March 30, 2022
Just ask Vladimir Putin, no modern economy can survive in a vacuum: the world is too closely connected, too tangled up and interdependent, to allow any one country to go it alone. And, especially after the painful isolation of COVID lockdowns, no well managed economy would even think of trying. That’s why the regulation of overseas investment, or Foreign Direct Investment (“FDI”), is now the top of the policy pile on most Finance desks across the globe, and Nirmala Sitharaman, India’s thoroughly modern Minister of Finance, is no exception.
Earlier this month, she moved to introduce more clarity to the real estate sector by way of a peripheral realignment of existing parameters (www.finmin.nic.in), but given that comes on the back of a major liberalisation in FDI restrictions (one of the most radical on the subcontinent for decades), Ms Sitharaman’s initiative was always likely to seem small beer, focused on farms and merged enterprises. But at least her heart (and head) are in the right place…
Previously (until 2005), only Non Resident Indians and Persons of Indian Origin (PIOs) were allowed to invest in real estate: foreign investors could only take a stake in integrated township and settlement developments, and then only by way of an Indian subsidiary or local joint venture. Happily that’s all since been tossed in the waste paper basket, and as a result India’s real estate market is currently worth something in the order of $12 Billion, growing steadily by 30% over the past few years (the vast bulk of it, more than 80%, in residential units). No surprise then that there are rich pickings to be had for foreign investors.
House prices in India rose by up to 7% last year (www.makaan.com), with sales up 13% over the previous year, and new builds up a staggering 75%: prompting Dhruv Agarwala, Group CEO of Makaan, to engage in a statement of the obvious:
“Beyond the numbers, which speak for themselves, what is remarkable is the resilience of the real estate market in India. Despite multiple waves of the pandemic, which resulted in multiple lockdowns, the residential real estate market has not only bounced back, but is also on the cusp of a cyclical upturn.”
He’s right about that…
And, once again, Nirmala Sitharaman, has been playing her part: maintaining comparatively low interest rates through the agency of the Reserve Bank of India, not to mention FDI policy itself: each of which have paved the way for a resurgent real estate sector on the subcontinent over the course of 2022.
All eight of the key metropolitan markets, from Mumbai to Chennai, are currently looking as healthy as a butcher’s dog: 7% annual growth in Ahmedabad and Hyderabad, 6% in Bengaluru, and 4% in Mumbai and Delhi NCR (both positioned from a historically high base). Compare that with average house price increases in the UK and the United States last year, each of which are viewed by industry experts as saturated markets, and you’ll see why India is so keen to position itself for further inward investment going forward.

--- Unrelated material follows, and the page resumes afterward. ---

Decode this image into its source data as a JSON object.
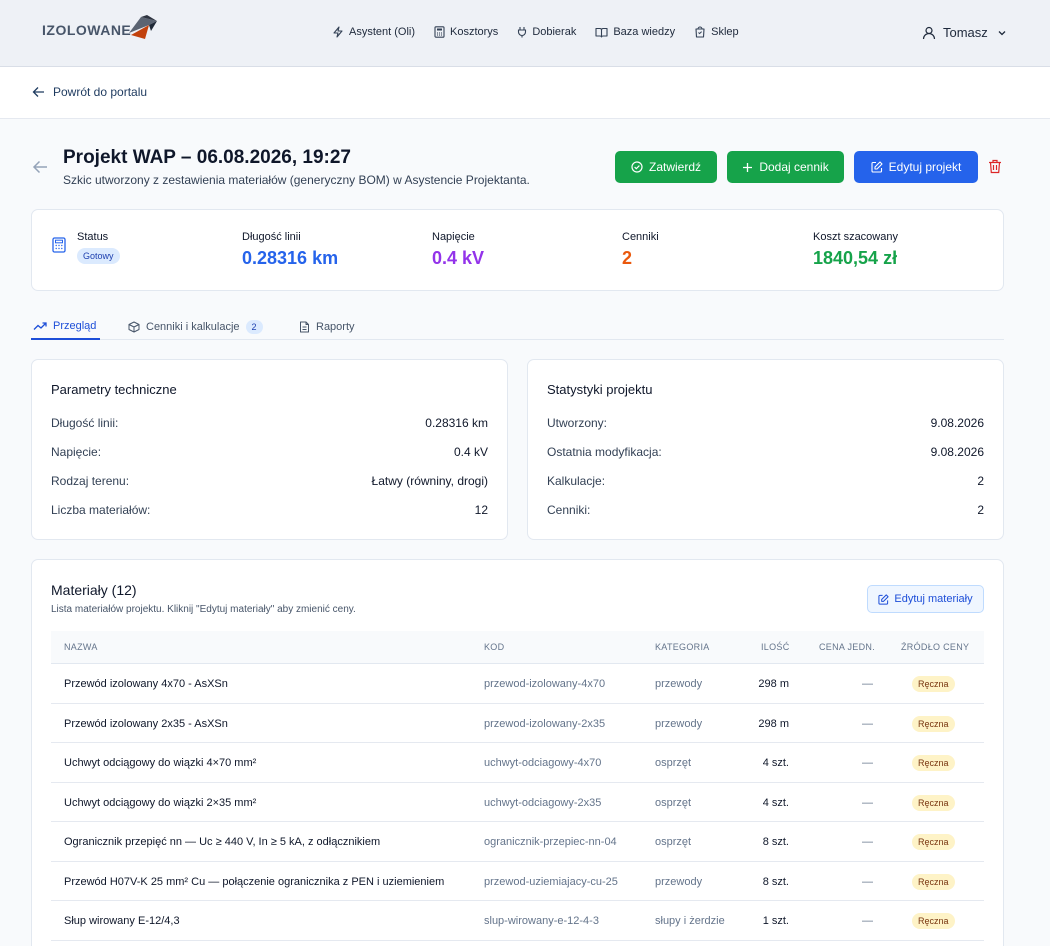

Joining the dots is only the start of the process…
In our ever more connected world, FDI policies couldn’t be more important: and with a recent flourish of policy, India proves it’s still getting it right when it comes to real estate.